    Any coherent text contains significant latent information, such as syntactic structure and patterns of language use. This information can be exploited to overcome the inadequacies of keyword-based retrieval and make information retrieval more efficient. In this paper, we demonstrate quantitatively how syntactic information is useful in filtering out irrelevant documents. We also compare two different syntactic labelings-- simple Part-of-Speech (POS) labeling and Supertag labeling-- and show how the richer (more fine-grained) representation of supertags leads to more efficient and effective document filtering. We have implemented a system which exploits syntactic information in a flexible manner to filter documents. The system has been tested on a large collection of news sentences, and achieves an F-score of 89 for filtering out irrelevant sentences. Its performance and modularity makes it a promising postprocessing addition to any Information Retrieval system.
  • Publication
    Recent Dissertations
  • Publication
    Bringing in the Family: Kinship Support and Contraceptive Behavior
    (1981) Furstenberg, Frank F; Herceg-Baron, Roberta; Jemail, Jay
    Though social programs are usually based on a presumption of empirical knowledge, it is no secret that research typically follows, rather than precedes efforts at social intervention. More often than not, social scientists are called in to assess the impact of an existing programmatic initiative, and are asked to render a judgment about the wisdom of a particular course of action after the fact. Only rarely do they take an active part in planning the experiments that they evaluate.
  • Publication
    Medieval and Modern Jewish History
    (1995) Ruderman, David B
    There has been a virtual explosion of scholarly writing on Jewish history in the medieval and modern periods during the last thirty years. One rough measure of this development is to compare the present entries on Jewish history in this Guide with the previous edition published in 1961. Of the hundred and twenty items on Jewish history listed in the earlier Guide, less than half actually pertain to the medieval and modern periods.

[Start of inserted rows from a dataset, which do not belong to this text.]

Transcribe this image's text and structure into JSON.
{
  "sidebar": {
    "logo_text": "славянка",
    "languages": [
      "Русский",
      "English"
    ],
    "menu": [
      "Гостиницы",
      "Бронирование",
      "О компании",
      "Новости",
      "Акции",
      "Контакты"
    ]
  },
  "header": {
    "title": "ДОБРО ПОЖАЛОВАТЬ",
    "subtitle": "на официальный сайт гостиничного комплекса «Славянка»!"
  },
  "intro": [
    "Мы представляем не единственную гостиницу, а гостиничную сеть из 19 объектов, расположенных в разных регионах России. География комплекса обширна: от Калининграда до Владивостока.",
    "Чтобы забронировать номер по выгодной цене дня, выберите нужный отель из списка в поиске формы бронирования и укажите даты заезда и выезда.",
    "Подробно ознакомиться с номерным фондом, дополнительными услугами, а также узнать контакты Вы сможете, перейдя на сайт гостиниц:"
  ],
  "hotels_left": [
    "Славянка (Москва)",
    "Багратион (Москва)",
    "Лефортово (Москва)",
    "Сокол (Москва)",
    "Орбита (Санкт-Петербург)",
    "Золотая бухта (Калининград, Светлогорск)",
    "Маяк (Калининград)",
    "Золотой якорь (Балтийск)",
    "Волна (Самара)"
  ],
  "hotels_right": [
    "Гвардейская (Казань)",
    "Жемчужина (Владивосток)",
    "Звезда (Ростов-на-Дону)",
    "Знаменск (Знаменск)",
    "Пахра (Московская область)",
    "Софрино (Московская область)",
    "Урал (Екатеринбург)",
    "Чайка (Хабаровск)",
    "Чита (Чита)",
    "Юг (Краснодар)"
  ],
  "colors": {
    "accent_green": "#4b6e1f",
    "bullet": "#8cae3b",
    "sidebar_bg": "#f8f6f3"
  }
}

This compares with some 325 items allotted to this section of the present Guide dealing exclusively with postancient Jewish history. But the sheer number of cited works is only the beginning of the story. Among the entries in the 1961 edition, the number of individual authors is relatively small; Salo W. Baron is listed several times, as are Cecil Roth, Jacob Marcus, and Guido Kisch. This obviously reflects the relatively small number of professional historians in the field as of 1961 and an even smaller number holding full-time positions in North American universities.
  • Publication
    Accuracy of Diffusing-Wave Spectroscopy Theories
    (1995-04-01) Durian, Douglas J
    Random walk computer simulations are reported for the electric field autocorrelation of photons transmitted through multiple-scattering slabs. The results are used as a benchmark for judging the accuracy of competing theories of diffusing-wave spectroscopy (DWS), and also for distinguishing between errors introduced from the approximation of diffusive photon transport and from the continuum approximation that the total square wave-vector transfer of a transmitted photon is proportional to its path length in the material. An important conclusion is that these errors partially cancel, giving accuracies on the order of a few percent for typical experimental situations. Detailed comparisons are made as a function of optical thickness, boundary reflectivity, as well as scattering anisotropy; guidelines are generated for optimizing the analysis of actual DWS data in terms of the dynamics of individual scattering sites.